Task statement:
Among the records that follow, how many lines include the string "title"? Only the number is wanted.

Data records for software interfaces:
◆ ◆ ◆
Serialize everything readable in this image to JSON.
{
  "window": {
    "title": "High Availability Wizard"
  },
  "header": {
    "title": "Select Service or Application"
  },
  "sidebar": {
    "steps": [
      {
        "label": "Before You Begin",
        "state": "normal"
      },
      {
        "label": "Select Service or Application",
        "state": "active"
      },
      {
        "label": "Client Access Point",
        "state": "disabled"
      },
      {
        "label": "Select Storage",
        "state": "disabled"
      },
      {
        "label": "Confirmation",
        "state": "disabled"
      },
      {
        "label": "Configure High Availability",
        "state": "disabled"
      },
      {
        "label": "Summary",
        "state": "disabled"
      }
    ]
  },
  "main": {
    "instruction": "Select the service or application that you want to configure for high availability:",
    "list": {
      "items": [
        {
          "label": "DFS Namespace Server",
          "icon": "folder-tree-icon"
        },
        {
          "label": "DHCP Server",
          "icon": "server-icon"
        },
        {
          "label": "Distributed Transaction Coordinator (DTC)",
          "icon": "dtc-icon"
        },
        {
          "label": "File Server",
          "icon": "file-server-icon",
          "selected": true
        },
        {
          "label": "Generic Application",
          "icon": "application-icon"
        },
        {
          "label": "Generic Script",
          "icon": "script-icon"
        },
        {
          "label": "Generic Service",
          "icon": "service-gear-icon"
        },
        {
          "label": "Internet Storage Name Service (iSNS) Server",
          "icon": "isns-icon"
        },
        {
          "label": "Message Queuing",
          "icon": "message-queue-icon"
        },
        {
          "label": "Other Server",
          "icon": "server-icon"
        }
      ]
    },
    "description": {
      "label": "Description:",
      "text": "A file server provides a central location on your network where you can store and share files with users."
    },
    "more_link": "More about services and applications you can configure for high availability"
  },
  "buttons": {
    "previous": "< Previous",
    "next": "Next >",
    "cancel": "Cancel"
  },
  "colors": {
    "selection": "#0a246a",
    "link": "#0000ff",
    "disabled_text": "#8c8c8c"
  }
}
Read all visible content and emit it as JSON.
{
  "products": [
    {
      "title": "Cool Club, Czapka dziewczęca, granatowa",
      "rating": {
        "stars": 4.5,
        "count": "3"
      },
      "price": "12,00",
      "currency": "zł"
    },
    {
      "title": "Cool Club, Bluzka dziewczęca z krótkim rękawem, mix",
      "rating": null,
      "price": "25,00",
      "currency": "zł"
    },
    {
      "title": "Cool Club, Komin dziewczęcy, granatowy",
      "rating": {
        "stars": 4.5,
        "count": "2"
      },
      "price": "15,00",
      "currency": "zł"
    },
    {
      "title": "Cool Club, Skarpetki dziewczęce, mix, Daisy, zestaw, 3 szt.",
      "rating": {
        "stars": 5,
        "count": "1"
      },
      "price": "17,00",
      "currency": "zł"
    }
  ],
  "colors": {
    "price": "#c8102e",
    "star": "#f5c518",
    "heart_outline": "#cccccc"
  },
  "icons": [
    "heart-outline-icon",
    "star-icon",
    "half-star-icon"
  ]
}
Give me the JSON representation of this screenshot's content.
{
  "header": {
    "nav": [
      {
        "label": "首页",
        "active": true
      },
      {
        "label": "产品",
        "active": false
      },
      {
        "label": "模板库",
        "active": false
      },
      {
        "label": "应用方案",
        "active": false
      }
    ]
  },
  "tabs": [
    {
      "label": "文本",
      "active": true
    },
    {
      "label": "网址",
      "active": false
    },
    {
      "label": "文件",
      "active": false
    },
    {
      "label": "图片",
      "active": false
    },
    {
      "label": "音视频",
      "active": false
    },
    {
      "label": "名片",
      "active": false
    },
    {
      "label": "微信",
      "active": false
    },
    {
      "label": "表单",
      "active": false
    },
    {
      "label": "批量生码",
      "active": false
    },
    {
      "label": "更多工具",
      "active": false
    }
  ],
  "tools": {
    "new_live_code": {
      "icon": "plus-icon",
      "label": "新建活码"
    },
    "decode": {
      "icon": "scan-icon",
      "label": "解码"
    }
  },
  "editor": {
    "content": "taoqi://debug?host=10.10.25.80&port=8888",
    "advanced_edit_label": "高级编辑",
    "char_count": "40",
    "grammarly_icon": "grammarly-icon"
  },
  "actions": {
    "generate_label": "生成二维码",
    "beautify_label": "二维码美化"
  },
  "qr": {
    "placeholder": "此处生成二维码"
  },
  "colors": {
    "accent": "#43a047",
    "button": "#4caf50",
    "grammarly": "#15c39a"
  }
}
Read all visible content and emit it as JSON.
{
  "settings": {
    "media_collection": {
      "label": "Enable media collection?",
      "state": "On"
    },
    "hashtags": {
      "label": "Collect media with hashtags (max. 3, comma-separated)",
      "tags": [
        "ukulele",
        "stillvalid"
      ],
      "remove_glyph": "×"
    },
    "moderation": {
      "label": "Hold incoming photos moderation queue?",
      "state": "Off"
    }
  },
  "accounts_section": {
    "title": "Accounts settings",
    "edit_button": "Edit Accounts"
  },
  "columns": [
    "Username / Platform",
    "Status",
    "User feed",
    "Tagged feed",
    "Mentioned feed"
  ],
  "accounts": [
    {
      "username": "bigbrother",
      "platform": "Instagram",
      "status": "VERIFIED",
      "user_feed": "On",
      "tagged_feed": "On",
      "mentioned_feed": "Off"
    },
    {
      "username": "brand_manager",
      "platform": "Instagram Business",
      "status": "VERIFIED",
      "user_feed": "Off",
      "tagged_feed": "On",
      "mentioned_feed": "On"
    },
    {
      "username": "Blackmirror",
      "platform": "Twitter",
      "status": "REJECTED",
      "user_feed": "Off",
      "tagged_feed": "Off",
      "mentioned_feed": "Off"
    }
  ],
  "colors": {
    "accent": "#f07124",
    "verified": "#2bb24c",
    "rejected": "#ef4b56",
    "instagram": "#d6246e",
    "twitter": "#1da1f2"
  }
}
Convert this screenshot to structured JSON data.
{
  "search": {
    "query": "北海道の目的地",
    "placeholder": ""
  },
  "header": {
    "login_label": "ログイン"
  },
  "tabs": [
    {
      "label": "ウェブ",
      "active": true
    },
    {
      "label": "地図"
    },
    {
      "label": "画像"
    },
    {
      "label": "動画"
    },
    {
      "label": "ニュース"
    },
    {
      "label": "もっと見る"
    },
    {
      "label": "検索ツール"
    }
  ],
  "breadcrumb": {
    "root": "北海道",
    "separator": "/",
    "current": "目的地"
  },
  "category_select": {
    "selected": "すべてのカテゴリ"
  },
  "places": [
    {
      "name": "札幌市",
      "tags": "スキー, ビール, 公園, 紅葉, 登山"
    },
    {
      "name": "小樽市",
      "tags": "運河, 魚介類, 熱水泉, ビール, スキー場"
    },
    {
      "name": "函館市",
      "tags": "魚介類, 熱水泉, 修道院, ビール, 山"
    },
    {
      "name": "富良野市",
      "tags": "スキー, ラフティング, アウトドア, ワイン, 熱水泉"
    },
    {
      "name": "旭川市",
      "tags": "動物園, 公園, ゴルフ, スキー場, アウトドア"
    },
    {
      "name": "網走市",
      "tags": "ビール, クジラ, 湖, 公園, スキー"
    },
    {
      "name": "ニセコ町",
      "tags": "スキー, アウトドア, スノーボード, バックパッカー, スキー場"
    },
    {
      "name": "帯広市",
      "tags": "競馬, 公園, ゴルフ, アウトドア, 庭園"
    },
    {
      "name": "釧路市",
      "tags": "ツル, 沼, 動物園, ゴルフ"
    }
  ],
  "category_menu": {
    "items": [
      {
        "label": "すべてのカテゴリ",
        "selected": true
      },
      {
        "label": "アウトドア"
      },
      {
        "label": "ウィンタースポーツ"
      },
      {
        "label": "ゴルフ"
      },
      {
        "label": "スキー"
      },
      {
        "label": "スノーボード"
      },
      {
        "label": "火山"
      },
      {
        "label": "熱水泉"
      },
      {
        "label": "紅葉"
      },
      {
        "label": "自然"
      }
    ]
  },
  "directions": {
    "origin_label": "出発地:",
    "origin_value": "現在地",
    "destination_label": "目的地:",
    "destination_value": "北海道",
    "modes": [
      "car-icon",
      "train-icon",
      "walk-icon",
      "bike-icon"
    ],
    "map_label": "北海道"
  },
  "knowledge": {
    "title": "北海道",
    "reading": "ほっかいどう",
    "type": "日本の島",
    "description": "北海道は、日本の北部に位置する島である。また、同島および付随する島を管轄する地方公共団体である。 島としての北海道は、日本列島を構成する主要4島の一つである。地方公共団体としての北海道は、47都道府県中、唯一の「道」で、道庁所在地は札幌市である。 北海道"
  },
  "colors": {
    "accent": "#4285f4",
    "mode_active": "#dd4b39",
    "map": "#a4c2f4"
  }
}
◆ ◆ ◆
Exercise response:
8